§ **Task details**:
The reply should contain every entry below exactly as written, with no images.

[Data records]
========

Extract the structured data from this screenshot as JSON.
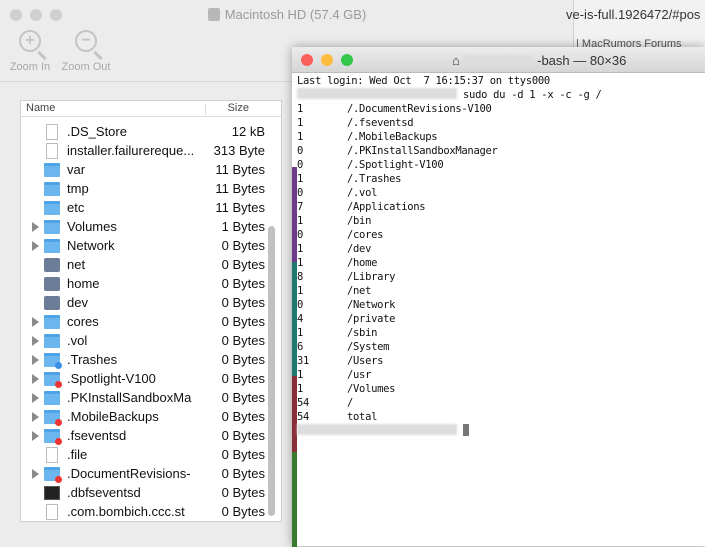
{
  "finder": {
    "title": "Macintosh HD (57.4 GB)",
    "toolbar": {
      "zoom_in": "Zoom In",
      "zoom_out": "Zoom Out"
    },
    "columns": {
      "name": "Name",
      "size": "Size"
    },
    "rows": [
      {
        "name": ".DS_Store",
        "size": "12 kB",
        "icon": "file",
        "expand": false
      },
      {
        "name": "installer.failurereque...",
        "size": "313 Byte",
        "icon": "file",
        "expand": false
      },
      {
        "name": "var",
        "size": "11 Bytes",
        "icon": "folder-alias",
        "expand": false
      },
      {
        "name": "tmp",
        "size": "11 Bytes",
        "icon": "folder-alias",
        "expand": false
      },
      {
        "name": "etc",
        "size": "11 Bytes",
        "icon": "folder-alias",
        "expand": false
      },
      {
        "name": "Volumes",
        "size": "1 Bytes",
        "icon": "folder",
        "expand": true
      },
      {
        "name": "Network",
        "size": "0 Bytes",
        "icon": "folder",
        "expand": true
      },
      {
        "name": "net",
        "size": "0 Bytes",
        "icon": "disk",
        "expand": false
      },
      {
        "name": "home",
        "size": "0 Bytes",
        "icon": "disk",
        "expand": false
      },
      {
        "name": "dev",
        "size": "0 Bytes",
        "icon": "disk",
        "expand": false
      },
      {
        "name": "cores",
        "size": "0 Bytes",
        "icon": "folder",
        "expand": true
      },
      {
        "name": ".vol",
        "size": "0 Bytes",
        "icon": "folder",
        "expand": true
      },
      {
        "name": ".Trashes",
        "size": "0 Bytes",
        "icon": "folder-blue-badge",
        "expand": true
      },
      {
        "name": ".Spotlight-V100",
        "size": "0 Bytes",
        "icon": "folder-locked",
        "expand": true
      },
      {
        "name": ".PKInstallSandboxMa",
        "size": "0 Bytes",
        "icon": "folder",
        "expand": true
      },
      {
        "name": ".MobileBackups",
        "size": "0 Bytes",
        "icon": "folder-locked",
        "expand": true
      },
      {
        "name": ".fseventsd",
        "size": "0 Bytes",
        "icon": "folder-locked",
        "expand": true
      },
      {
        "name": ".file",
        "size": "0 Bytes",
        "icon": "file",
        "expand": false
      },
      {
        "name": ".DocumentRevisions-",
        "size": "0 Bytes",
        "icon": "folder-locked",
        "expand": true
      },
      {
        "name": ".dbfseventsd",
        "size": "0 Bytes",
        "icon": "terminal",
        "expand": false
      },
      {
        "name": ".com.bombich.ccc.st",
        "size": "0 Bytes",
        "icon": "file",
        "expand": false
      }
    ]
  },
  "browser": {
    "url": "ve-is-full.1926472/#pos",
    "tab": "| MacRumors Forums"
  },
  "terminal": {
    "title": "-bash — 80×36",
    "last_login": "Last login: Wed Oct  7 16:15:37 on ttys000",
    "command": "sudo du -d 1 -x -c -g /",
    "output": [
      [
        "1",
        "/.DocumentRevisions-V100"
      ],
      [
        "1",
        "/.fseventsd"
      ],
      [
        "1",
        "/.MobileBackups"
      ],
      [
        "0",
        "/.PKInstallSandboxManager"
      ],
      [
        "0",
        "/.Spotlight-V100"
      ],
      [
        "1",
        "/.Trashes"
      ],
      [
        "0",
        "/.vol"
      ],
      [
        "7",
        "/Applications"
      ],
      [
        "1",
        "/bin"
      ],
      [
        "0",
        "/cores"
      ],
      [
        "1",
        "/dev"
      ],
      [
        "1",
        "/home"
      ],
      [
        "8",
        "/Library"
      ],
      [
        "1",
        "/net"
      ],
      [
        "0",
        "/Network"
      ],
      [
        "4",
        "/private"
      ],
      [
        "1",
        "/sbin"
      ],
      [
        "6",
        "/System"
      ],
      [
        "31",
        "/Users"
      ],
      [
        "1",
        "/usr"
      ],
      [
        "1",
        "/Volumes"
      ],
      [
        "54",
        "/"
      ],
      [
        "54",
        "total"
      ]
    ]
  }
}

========

§ **Response to this task**:
Extract the structured data from this screenshot as JSON.
{
  "finder": {
    "title": "Macintosh HD (57.4 GB)",
    "toolbar": {
      "zoom_in": "Zoom In",
      "zoom_out": "Zoom Out"
    },
    "columns": {
      "name": "Name",
      "size": "Size"
    },
    "rows": [
      {
        "name": ".DS_Store",
        "size": "12 kB",
        "icon": "file",
        "expand": false
      },
      {
        "name": "installer.failurereque...",
        "size": "313 Byte",
        "icon": "file",
        "expand": false
      },
      {
        "name": "var",
        "size": "11 Bytes",
        "icon": "folder-alias",
        "expand": false
      },
      {
        "name": "tmp",
        "size": "11 Bytes",
        "icon": "folder-alias",
        "expand": false
      },
      {
        "name": "etc",
        "size": "11 Bytes",
        "icon": "folder-alias",
        "expand": false
      },
      {
        "name": "Volumes",
        "size": "1 Bytes",
        "icon": "folder",
        "expand": true
      },
      {
        "name": "Network",
        "size": "0 Bytes",
        "icon": "folder",
        "expand": true
      },
      {
        "name": "net",
        "size": "0 Bytes",
        "icon": "disk",
        "expand": false
      },
      {
        "name": "home",
        "size": "0 Bytes",
        "icon": "disk",
        "expand": false
      },
      {
        "name": "dev",
        "size": "0 Bytes",
        "icon": "disk",
        "expand": false
      },
      {
        "name": "cores",
        "size": "0 Bytes",
        "icon": "folder",
        "expand": true
      },
      {
        "name": ".vol",
        "size": "0 Bytes",
        "icon": "folder",
        "expand": true
      },
      {
        "name": ".Trashes",
        "size": "0 Bytes",
        "icon": "folder-blue-badge",
        "expand": true
      },
      {
        "name": ".Spotlight-V100",
        "size": "0 Bytes",
        "icon": "folder-locked",
        "expand": true
      },
      {
        "name": ".PKInstallSandboxMa",
        "size": "0 Bytes",
        "icon": "folder",
        "expand": true
      },
      {
        "name": ".MobileBackups",
        "size": "0 Bytes",
        "icon": "folder-locked",
        "expand": true
      },
      {
        "name": ".fseventsd",
        "size": "0 Bytes",
        "icon": "folder-locked",
        "expand": true
      },
      {
        "name": ".file",
        "size": "0 Bytes",
        "icon": "file",
        "expand": false
      },
      {
        "name": ".DocumentRevisions-",
        "size": "0 Bytes",
        "icon": "folder-locked",
        "expand": true
      },
      {
        "name": ".dbfseventsd",
        "size": "0 Bytes",
        "icon": "terminal",
        "expand": false
      },
      {
        "name": ".com.bombich.ccc.st",
        "size": "0 Bytes",
        "icon": "file",
        "expand": false
      }
    ]
  },
  "browser": {
    "url": "ve-is-full.1926472/#pos",
    "tab": "| MacRumors Forums"
  },
  "terminal": {
    "title": "-bash — 80×36",
    "last_login": "Last login: Wed Oct  7 16:15:37 on ttys000",
    "command": "sudo du -d 1 -x -c -g /",
    "output": [
      [
        "1",
        "/.DocumentRevisions-V100"
      ],
      [
        "1",
        "/.fseventsd"
      ],
      [
        "1",
        "/.MobileBackups"
      ],
      [
        "0",
        "/.PKInstallSandboxManager"
      ],
      [
        "0",
        "/.Spotlight-V100"
      ],
      [
        "1",
        "/.Trashes"
      ],
      [
        "0",
        "/.vol"
      ],
      [
        "7",
        "/Applications"
      ],
      [
        "1",
        "/bin"
      ],
      [
        "0",
        "/cores"
      ],
      [
        "1",
        "/dev"
      ],
      [
        "1",
        "/home"
      ],
      [
        "8",
        "/Library"
      ],
      [
        "1",
        "/net"
      ],
      [
        "0",
        "/Network"
      ],
      [
        "4",
        "/private"
      ],
      [
        "1",
        "/sbin"
      ],
      [
        "6",
        "/System"
      ],
      [
        "31",
        "/Users"
      ],
      [
        "1",
        "/usr"
      ],
      [
        "1",
        "/Volumes"
      ],
      [
        "54",
        "/"
      ],
      [
        "54",
        "total"
      ]
    ]
  }
}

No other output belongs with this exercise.